I’d been invited to speak at a gathering of much more talented individuals than I, to share stories of how the person being celebrated had affected my life.
It began with the usual lingerings that lay in my memory, the idiosyncrasies, the little gesture that we all tend to notice about one another.
“Notice how he always to use touch the door twice before opening it”, crowd applauds.
They noticed it too.
I guess in that position one tries not to make eye contact, or at least I try not to. Try to stick to the stories, it gets too emotional to face the audience.
Then emerges a sense of familiarity, all these people are here because they care; this isn’t a “good-riddance” — it’s a heartfelt moment of consolation.
This is a moment where people have come along, to share the moments that have bound us through intertwining interests; and we’re happy to be here, to thank you for your support.
In that moment, I wondered to myself — is this what it feels like?
The end of the road, a career held for longer than I’ve lived life — not even sure what the future holds for me.
A person so dedicated they just decided this was it, never thought of moving on and held their position; whilst silently helping those along the way who deserved it.
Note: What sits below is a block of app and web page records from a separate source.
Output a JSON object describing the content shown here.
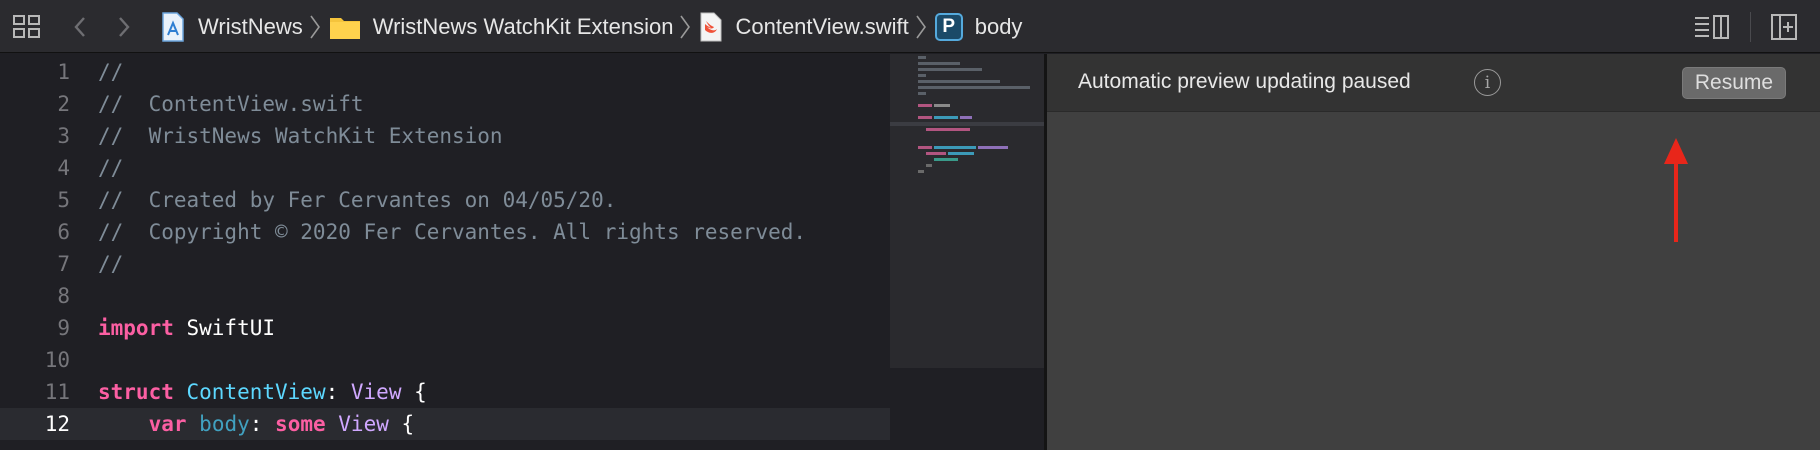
{
  "breadcrumbs": [
    {
      "label": "WristNews",
      "icon": "xcode-project-icon"
    },
    {
      "label": "WristNews WatchKit Extension",
      "icon": "folder-icon"
    },
    {
      "label": "ContentView.swift",
      "icon": "swift-file-icon"
    },
    {
      "label": "body",
      "icon": "property-icon",
      "badge": "P"
    }
  ],
  "editor": {
    "current_line": 12,
    "lines": [
      {
        "n": "1",
        "tokens": [
          [
            "c",
            "//"
          ]
        ]
      },
      {
        "n": "2",
        "tokens": [
          [
            "c",
            "//  ContentView.swift"
          ]
        ]
      },
      {
        "n": "3",
        "tokens": [
          [
            "c",
            "//  WristNews WatchKit Extension"
          ]
        ]
      },
      {
        "n": "4",
        "tokens": [
          [
            "c",
            "//"
          ]
        ]
      },
      {
        "n": "5",
        "tokens": [
          [
            "c",
            "//  Created by Fer Cervantes on 04/05/20."
          ]
        ]
      },
      {
        "n": "6",
        "tokens": [
          [
            "c",
            "//  Copyright © 2020 Fer Cervantes. All rights reserved."
          ]
        ]
      },
      {
        "n": "7",
        "tokens": [
          [
            "c",
            "//"
          ]
        ]
      },
      {
        "n": "8",
        "tokens": []
      },
      {
        "n": "9",
        "tokens": [
          [
            "k",
            "import"
          ],
          [
            "p",
            " SwiftUI"
          ]
        ]
      },
      {
        "n": "10",
        "tokens": []
      },
      {
        "n": "11",
        "tokens": [
          [
            "k",
            "struct"
          ],
          [
            "p",
            " "
          ],
          [
            "t",
            "ContentView"
          ],
          [
            "p",
            ": "
          ],
          [
            "v",
            "View"
          ],
          [
            "p",
            " {"
          ]
        ]
      },
      {
        "n": "12",
        "tokens": [
          [
            "p",
            "    "
          ],
          [
            "k",
            "var"
          ],
          [
            "p",
            " "
          ],
          [
            "r",
            "body"
          ],
          [
            "p",
            ": "
          ],
          [
            "k",
            "some"
          ],
          [
            "p",
            " "
          ],
          [
            "v",
            "View"
          ],
          [
            "p",
            " {"
          ]
        ]
      }
    ]
  },
  "preview": {
    "status_text": "Automatic preview updating paused",
    "resume_label": "Resume"
  },
  "colors": {
    "comment": "#7f8c98",
    "keyword": "#fc5fa3",
    "type": "#5dd8ff",
    "annotation_arrow": "#e8261a"
  },
  "icons": [
    "related-items-icon",
    "back-arrow-icon",
    "forward-arrow-icon",
    "chevron-right-icon",
    "info-icon",
    "editor-options-icon",
    "add-editor-icon"
  ]
}
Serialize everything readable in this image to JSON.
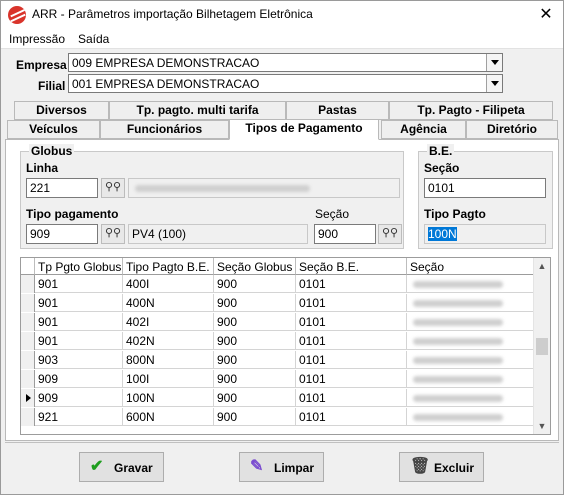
{
  "window": {
    "title": "ARR - Parâmetros importação Bilhetagem Eletrônica"
  },
  "menu": {
    "items": [
      "Impressão",
      "Saída"
    ]
  },
  "empresa": {
    "label": "Empresa",
    "value": "009 EMPRESA DEMONSTRACAO"
  },
  "filial": {
    "label": "Filial",
    "value": "001 EMPRESA DEMONSTRACAO"
  },
  "tabs": {
    "row1": [
      "Diversos",
      "Tp. pagto. multi tarifa",
      "Pastas",
      "Tp. Pagto - Filipeta"
    ],
    "row2": [
      "Veículos",
      "Funcionários",
      "Tipos de Pagamento",
      "Agência",
      "Diretório"
    ],
    "active": "Tipos de Pagamento"
  },
  "globus": {
    "title": "Globus",
    "linha_label": "Linha",
    "linha_value": "221",
    "tipo_pagamento_label": "Tipo pagamento",
    "tipo_pagamento_value": "909",
    "tipo_pagamento_desc": "PV4 (100)",
    "secao_label": "Seção",
    "secao_value": "900"
  },
  "be": {
    "title": "B.E.",
    "secao_label": "Seção",
    "secao_value": "0101",
    "tipo_pagto_label": "Tipo Pagto",
    "tipo_pagto_value": "100N"
  },
  "grid": {
    "columns": [
      "Tp Pgto Globus",
      "Tipo Pagto B.E.",
      "Seção Globus",
      "Seção B.E.",
      "Seção"
    ],
    "rows": [
      [
        "901",
        "400I",
        "900",
        "0101"
      ],
      [
        "901",
        "400N",
        "900",
        "0101"
      ],
      [
        "901",
        "402I",
        "900",
        "0101"
      ],
      [
        "901",
        "402N",
        "900",
        "0101"
      ],
      [
        "903",
        "800N",
        "900",
        "0101"
      ],
      [
        "909",
        "100I",
        "900",
        "0101"
      ],
      [
        "909",
        "100N",
        "900",
        "0101"
      ],
      [
        "921",
        "600N",
        "900",
        "0101"
      ]
    ],
    "current_row": 6
  },
  "buttons": {
    "save": "Gravar",
    "clear": "Limpar",
    "delete": "Excluir"
  },
  "colors": {
    "selection": "#0078d7",
    "save_icon": "#1e9e1e"
  }
}
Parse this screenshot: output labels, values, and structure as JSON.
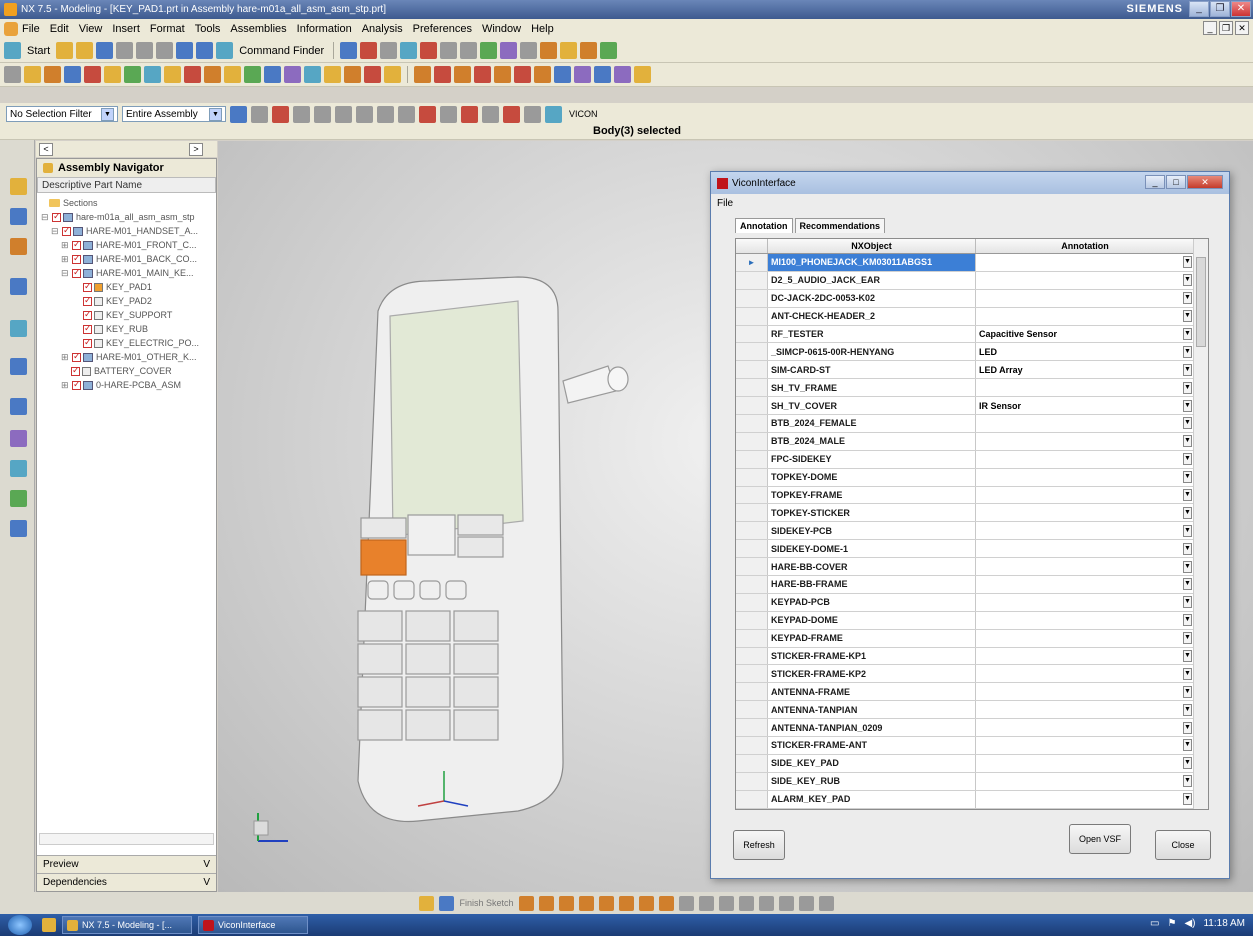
{
  "window": {
    "title": "NX 7.5 - Modeling - [KEY_PAD1.prt in Assembly hare-m01a_all_asm_asm_stp.prt]",
    "brand": "SIEMENS"
  },
  "menu": [
    "File",
    "Edit",
    "View",
    "Insert",
    "Format",
    "Tools",
    "Assemblies",
    "Information",
    "Analysis",
    "Preferences",
    "Window",
    "Help"
  ],
  "toolbar": {
    "start_label": "Start",
    "command_finder_label": "Command Finder"
  },
  "filters": {
    "selection_filter": "No Selection Filter",
    "scope": "Entire Assembly",
    "vicon_label": "VICON"
  },
  "status": {
    "selection": "Body(3) selected"
  },
  "navigator": {
    "title": "Assembly Navigator",
    "column": "Descriptive Part Name",
    "items": [
      {
        "label": "Sections",
        "type": "folder"
      },
      {
        "label": "hare-m01a_all_asm_asm_stp",
        "type": "asm"
      },
      {
        "label": "HARE-M01_HANDSET_A...",
        "type": "asm"
      },
      {
        "label": "HARE-M01_FRONT_C...",
        "type": "asm"
      },
      {
        "label": "HARE-M01_BACK_CO...",
        "type": "asm"
      },
      {
        "label": "HARE-M01_MAIN_KE...",
        "type": "asm"
      },
      {
        "label": "KEY_PAD1",
        "type": "prt"
      },
      {
        "label": "KEY_PAD2",
        "type": "prt"
      },
      {
        "label": "KEY_SUPPORT",
        "type": "prt"
      },
      {
        "label": "KEY_RUB",
        "type": "prt"
      },
      {
        "label": "KEY_ELECTRIC_PO...",
        "type": "prt"
      },
      {
        "label": "HARE-M01_OTHER_K...",
        "type": "asm"
      },
      {
        "label": "BATTERY_COVER",
        "type": "prt"
      },
      {
        "label": "0-HARE-PCBA_ASM",
        "type": "asm"
      }
    ],
    "preview_label": "Preview",
    "dependencies_label": "Dependencies"
  },
  "dialog": {
    "title": "ViconInterface",
    "menu_file": "File",
    "tabs": [
      "Annotation",
      "Recommendations"
    ],
    "col_nxobject": "NXObject",
    "col_annotation": "Annotation",
    "rows": [
      {
        "nx": "MI100_PHONEJACK_KM03011ABGS1",
        "annotation": ""
      },
      {
        "nx": "D2_5_AUDIO_JACK_EAR",
        "annotation": ""
      },
      {
        "nx": "DC-JACK-2DC-0053-K02",
        "annotation": ""
      },
      {
        "nx": "ANT-CHECK-HEADER_2",
        "annotation": ""
      },
      {
        "nx": "RF_TESTER",
        "annotation": "Capacitive Sensor"
      },
      {
        "nx": "_SIMCP-0615-00R-HENYANG",
        "annotation": "LED"
      },
      {
        "nx": "SIM-CARD-ST",
        "annotation": "LED Array"
      },
      {
        "nx": "SH_TV_FRAME",
        "annotation": ""
      },
      {
        "nx": "SH_TV_COVER",
        "annotation": "IR Sensor"
      },
      {
        "nx": "BTB_2024_FEMALE",
        "annotation": ""
      },
      {
        "nx": "BTB_2024_MALE",
        "annotation": ""
      },
      {
        "nx": "FPC-SIDEKEY",
        "annotation": ""
      },
      {
        "nx": "TOPKEY-DOME",
        "annotation": ""
      },
      {
        "nx": "TOPKEY-FRAME",
        "annotation": ""
      },
      {
        "nx": "TOPKEY-STICKER",
        "annotation": ""
      },
      {
        "nx": "SIDEKEY-PCB",
        "annotation": ""
      },
      {
        "nx": "SIDEKEY-DOME-1",
        "annotation": ""
      },
      {
        "nx": "HARE-BB-COVER",
        "annotation": ""
      },
      {
        "nx": "HARE-BB-FRAME",
        "annotation": ""
      },
      {
        "nx": "KEYPAD-PCB",
        "annotation": ""
      },
      {
        "nx": "KEYPAD-DOME",
        "annotation": ""
      },
      {
        "nx": "KEYPAD-FRAME",
        "annotation": ""
      },
      {
        "nx": "STICKER-FRAME-KP1",
        "annotation": ""
      },
      {
        "nx": "STICKER-FRAME-KP2",
        "annotation": ""
      },
      {
        "nx": "ANTENNA-FRAME",
        "annotation": ""
      },
      {
        "nx": "ANTENNA-TANPIAN",
        "annotation": ""
      },
      {
        "nx": "ANTENNA-TANPIAN_0209",
        "annotation": ""
      },
      {
        "nx": "STICKER-FRAME-ANT",
        "annotation": ""
      },
      {
        "nx": "SIDE_KEY_PAD",
        "annotation": ""
      },
      {
        "nx": "SIDE_KEY_RUB",
        "annotation": ""
      },
      {
        "nx": "ALARM_KEY_PAD",
        "annotation": ""
      }
    ],
    "refresh_label": "Refresh",
    "open_vsf_label": "Open VSF",
    "close_label": "Close"
  },
  "sketch": {
    "finish_label": "Finish Sketch"
  },
  "taskbar": {
    "task1": "NX 7.5 - Modeling - [...",
    "task2": "ViconInterface",
    "clock": "11:18 AM"
  }
}
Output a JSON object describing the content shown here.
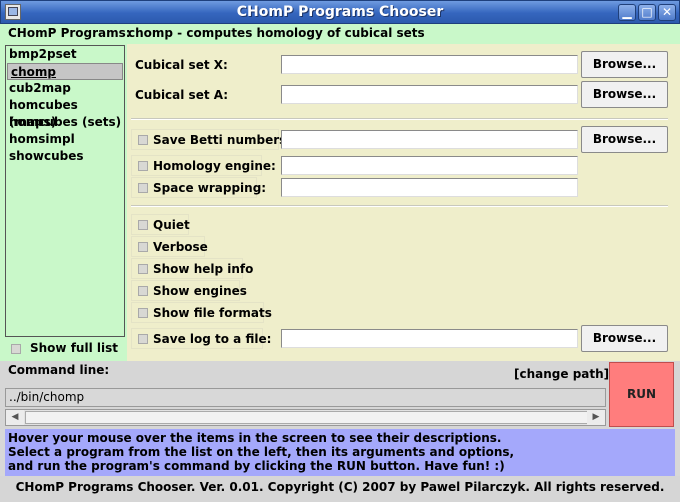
{
  "window": {
    "title": "CHomP Programs Chooser"
  },
  "programs": {
    "label": "CHomP Programs:",
    "description": "chomp - computes homology of cubical sets",
    "items": [
      "bmp2pset",
      "chomp",
      "cub2map",
      "homcubes (maps)",
      "homcubes (sets)",
      "homsimpl",
      "showcubes"
    ],
    "selected": "chomp",
    "show_full_list_label": "Show full list"
  },
  "fields": {
    "cubical_x_label": "Cubical set X:",
    "cubical_a_label": "Cubical set A:",
    "browse_label": "Browse..."
  },
  "options": {
    "save_betti": "Save Betti numbers:",
    "homology_engine": "Homology engine:",
    "space_wrapping": "Space wrapping:",
    "quiet": "Quiet",
    "verbose": "Verbose",
    "show_help_info": "Show help info",
    "show_engines": "Show engines",
    "show_file_formats": "Show file formats",
    "save_log": "Save log to a file:"
  },
  "command": {
    "label": "Command line:",
    "change_path": "[change path]",
    "value": "../bin/chomp",
    "run_label": "RUN"
  },
  "help": {
    "line1": "Hover your mouse over the items in the screen to see their descriptions.",
    "line2": "Select a program from the list on the left, then its arguments and options,",
    "line3": "and run the program's command by clicking the RUN button. Have fun! :)"
  },
  "footer": "CHomP Programs Chooser. Ver. 0.01. Copyright (C) 2007 by Pawel Pilarczyk. All rights reserved."
}
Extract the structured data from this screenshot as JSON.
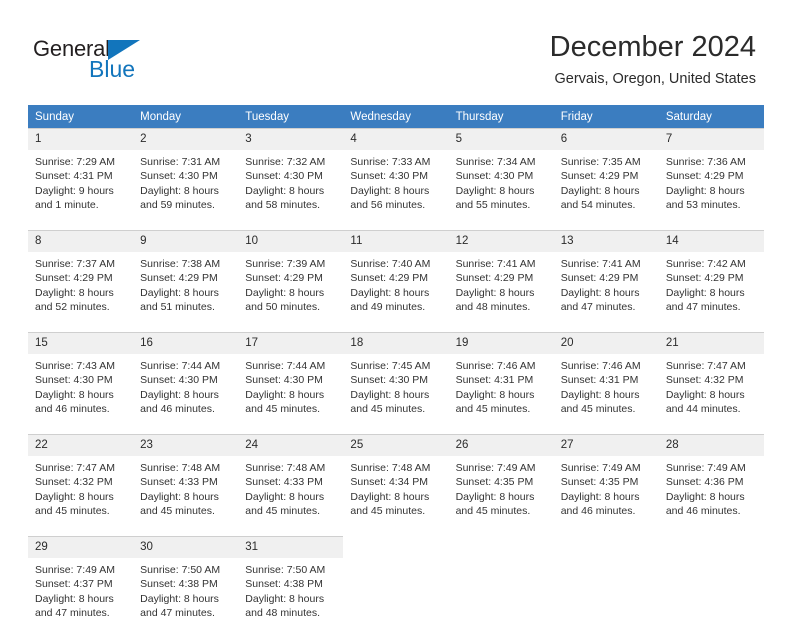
{
  "brand": {
    "name_dark": "General",
    "name_blue": "Blue",
    "accent_color": "#1275bc",
    "triangle_icon": "logo-triangle-icon"
  },
  "header": {
    "month_title": "December 2024",
    "location": "Gervais, Oregon, United States",
    "header_bg_color": "#3b7dc0",
    "daynum_bg_color": "#f0f0f0"
  },
  "weekdays": [
    "Sunday",
    "Monday",
    "Tuesday",
    "Wednesday",
    "Thursday",
    "Friday",
    "Saturday"
  ],
  "weeks": [
    [
      {
        "day": "1",
        "sunrise": "Sunrise: 7:29 AM",
        "sunset": "Sunset: 4:31 PM",
        "daylight1": "Daylight: 9 hours",
        "daylight2": "and 1 minute."
      },
      {
        "day": "2",
        "sunrise": "Sunrise: 7:31 AM",
        "sunset": "Sunset: 4:30 PM",
        "daylight1": "Daylight: 8 hours",
        "daylight2": "and 59 minutes."
      },
      {
        "day": "3",
        "sunrise": "Sunrise: 7:32 AM",
        "sunset": "Sunset: 4:30 PM",
        "daylight1": "Daylight: 8 hours",
        "daylight2": "and 58 minutes."
      },
      {
        "day": "4",
        "sunrise": "Sunrise: 7:33 AM",
        "sunset": "Sunset: 4:30 PM",
        "daylight1": "Daylight: 8 hours",
        "daylight2": "and 56 minutes."
      },
      {
        "day": "5",
        "sunrise": "Sunrise: 7:34 AM",
        "sunset": "Sunset: 4:30 PM",
        "daylight1": "Daylight: 8 hours",
        "daylight2": "and 55 minutes."
      },
      {
        "day": "6",
        "sunrise": "Sunrise: 7:35 AM",
        "sunset": "Sunset: 4:29 PM",
        "daylight1": "Daylight: 8 hours",
        "daylight2": "and 54 minutes."
      },
      {
        "day": "7",
        "sunrise": "Sunrise: 7:36 AM",
        "sunset": "Sunset: 4:29 PM",
        "daylight1": "Daylight: 8 hours",
        "daylight2": "and 53 minutes."
      }
    ],
    [
      {
        "day": "8",
        "sunrise": "Sunrise: 7:37 AM",
        "sunset": "Sunset: 4:29 PM",
        "daylight1": "Daylight: 8 hours",
        "daylight2": "and 52 minutes."
      },
      {
        "day": "9",
        "sunrise": "Sunrise: 7:38 AM",
        "sunset": "Sunset: 4:29 PM",
        "daylight1": "Daylight: 8 hours",
        "daylight2": "and 51 minutes."
      },
      {
        "day": "10",
        "sunrise": "Sunrise: 7:39 AM",
        "sunset": "Sunset: 4:29 PM",
        "daylight1": "Daylight: 8 hours",
        "daylight2": "and 50 minutes."
      },
      {
        "day": "11",
        "sunrise": "Sunrise: 7:40 AM",
        "sunset": "Sunset: 4:29 PM",
        "daylight1": "Daylight: 8 hours",
        "daylight2": "and 49 minutes."
      },
      {
        "day": "12",
        "sunrise": "Sunrise: 7:41 AM",
        "sunset": "Sunset: 4:29 PM",
        "daylight1": "Daylight: 8 hours",
        "daylight2": "and 48 minutes."
      },
      {
        "day": "13",
        "sunrise": "Sunrise: 7:41 AM",
        "sunset": "Sunset: 4:29 PM",
        "daylight1": "Daylight: 8 hours",
        "daylight2": "and 47 minutes."
      },
      {
        "day": "14",
        "sunrise": "Sunrise: 7:42 AM",
        "sunset": "Sunset: 4:29 PM",
        "daylight1": "Daylight: 8 hours",
        "daylight2": "and 47 minutes."
      }
    ],
    [
      {
        "day": "15",
        "sunrise": "Sunrise: 7:43 AM",
        "sunset": "Sunset: 4:30 PM",
        "daylight1": "Daylight: 8 hours",
        "daylight2": "and 46 minutes."
      },
      {
        "day": "16",
        "sunrise": "Sunrise: 7:44 AM",
        "sunset": "Sunset: 4:30 PM",
        "daylight1": "Daylight: 8 hours",
        "daylight2": "and 46 minutes."
      },
      {
        "day": "17",
        "sunrise": "Sunrise: 7:44 AM",
        "sunset": "Sunset: 4:30 PM",
        "daylight1": "Daylight: 8 hours",
        "daylight2": "and 45 minutes."
      },
      {
        "day": "18",
        "sunrise": "Sunrise: 7:45 AM",
        "sunset": "Sunset: 4:30 PM",
        "daylight1": "Daylight: 8 hours",
        "daylight2": "and 45 minutes."
      },
      {
        "day": "19",
        "sunrise": "Sunrise: 7:46 AM",
        "sunset": "Sunset: 4:31 PM",
        "daylight1": "Daylight: 8 hours",
        "daylight2": "and 45 minutes."
      },
      {
        "day": "20",
        "sunrise": "Sunrise: 7:46 AM",
        "sunset": "Sunset: 4:31 PM",
        "daylight1": "Daylight: 8 hours",
        "daylight2": "and 45 minutes."
      },
      {
        "day": "21",
        "sunrise": "Sunrise: 7:47 AM",
        "sunset": "Sunset: 4:32 PM",
        "daylight1": "Daylight: 8 hours",
        "daylight2": "and 44 minutes."
      }
    ],
    [
      {
        "day": "22",
        "sunrise": "Sunrise: 7:47 AM",
        "sunset": "Sunset: 4:32 PM",
        "daylight1": "Daylight: 8 hours",
        "daylight2": "and 45 minutes."
      },
      {
        "day": "23",
        "sunrise": "Sunrise: 7:48 AM",
        "sunset": "Sunset: 4:33 PM",
        "daylight1": "Daylight: 8 hours",
        "daylight2": "and 45 minutes."
      },
      {
        "day": "24",
        "sunrise": "Sunrise: 7:48 AM",
        "sunset": "Sunset: 4:33 PM",
        "daylight1": "Daylight: 8 hours",
        "daylight2": "and 45 minutes."
      },
      {
        "day": "25",
        "sunrise": "Sunrise: 7:48 AM",
        "sunset": "Sunset: 4:34 PM",
        "daylight1": "Daylight: 8 hours",
        "daylight2": "and 45 minutes."
      },
      {
        "day": "26",
        "sunrise": "Sunrise: 7:49 AM",
        "sunset": "Sunset: 4:35 PM",
        "daylight1": "Daylight: 8 hours",
        "daylight2": "and 45 minutes."
      },
      {
        "day": "27",
        "sunrise": "Sunrise: 7:49 AM",
        "sunset": "Sunset: 4:35 PM",
        "daylight1": "Daylight: 8 hours",
        "daylight2": "and 46 minutes."
      },
      {
        "day": "28",
        "sunrise": "Sunrise: 7:49 AM",
        "sunset": "Sunset: 4:36 PM",
        "daylight1": "Daylight: 8 hours",
        "daylight2": "and 46 minutes."
      }
    ],
    [
      {
        "day": "29",
        "sunrise": "Sunrise: 7:49 AM",
        "sunset": "Sunset: 4:37 PM",
        "daylight1": "Daylight: 8 hours",
        "daylight2": "and 47 minutes."
      },
      {
        "day": "30",
        "sunrise": "Sunrise: 7:50 AM",
        "sunset": "Sunset: 4:38 PM",
        "daylight1": "Daylight: 8 hours",
        "daylight2": "and 47 minutes."
      },
      {
        "day": "31",
        "sunrise": "Sunrise: 7:50 AM",
        "sunset": "Sunset: 4:38 PM",
        "daylight1": "Daylight: 8 hours",
        "daylight2": "and 48 minutes."
      },
      {
        "day": "",
        "sunrise": "",
        "sunset": "",
        "daylight1": "",
        "daylight2": ""
      },
      {
        "day": "",
        "sunrise": "",
        "sunset": "",
        "daylight1": "",
        "daylight2": ""
      },
      {
        "day": "",
        "sunrise": "",
        "sunset": "",
        "daylight1": "",
        "daylight2": ""
      },
      {
        "day": "",
        "sunrise": "",
        "sunset": "",
        "daylight1": "",
        "daylight2": ""
      }
    ]
  ]
}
This person wasn’t someone I worked for, neither was it someone I’d ever received a pay-check from; this was someone I went over to for advice, this person is my mentor.
And now the time had come for my mentor to realise it was time to leave the party, hand it down to a generation that follows into the footsteps.
Changes would be made, some for the better — we’d evolve, yet the imprints left behind will remain intact.
People will always value the presence that was generous and kind; a person who was more than just a projection of good leadership, the person was an epitome of it.
“He’d sit after hours, and I still have no idea why he’d stick around. I remember often poking fun at him, making remarks about how he was too afraid to go home. Only now do I realise, this was his home. It’s all he had, all he ever thought about.”
They mentioned how the next day after retirement is the worst, one feels lost and it’s unsettling.
Some tend to become bitter, wanting to still hold on to their legacy.
Some tend to fade away, forgotten of like disposable tea-cups.
Some tend to be remembered, not for their actions but their remarkable reputation.
The work ethic, at a time when that meant something.
“Retirement, is the realisation that some where along the way your job became your identity; and now you must find a new one. It’s the scene from Shawshank Redemption, being released from a prison into a world we longer recognise.”
I remarked how maybe that’s how George Smiley felt in John le Carré’s wonderfully articulated spy-novels.
George was a spy, not the James Bond type; something more dangerous, something lurking in the shadows, a common man at a first glance, forgotten of soon after making your acquaintance.
Is that why Soldier’s miss war?
Is that why we love sharing stories from our past, because that’s all that’s left of it.
I remarked, I felt lucky to have chosen a career where death is the only way one gets to retire.
Only to be pointed out, some times the creative juices run out; fear found its way into my spine — I don’t ever not want to feel creative.
I don’t ever not want to be able to create, or express myself.
In the end, left with a message of hope; from my dear mentor who taught me so much about life, taught me to be better, understand before reacting, compose myself, hold myself accountable, but most of all reminded me I was worthy in times that I didn’t think I was.
Valued my opinion, and felt I was reliable enough of being trusted with the most intricate of details.
This was the moment, I’d witness what it much feel like to hand over a throne; with eloquence and the spark of inspiration, “you’ll do great, I wish you the best with all my heart”.
This was the moment, I’d realise — my work is my identity, and I’d be nothing without it.
If lost, I’d only have memories to find solitude within myself.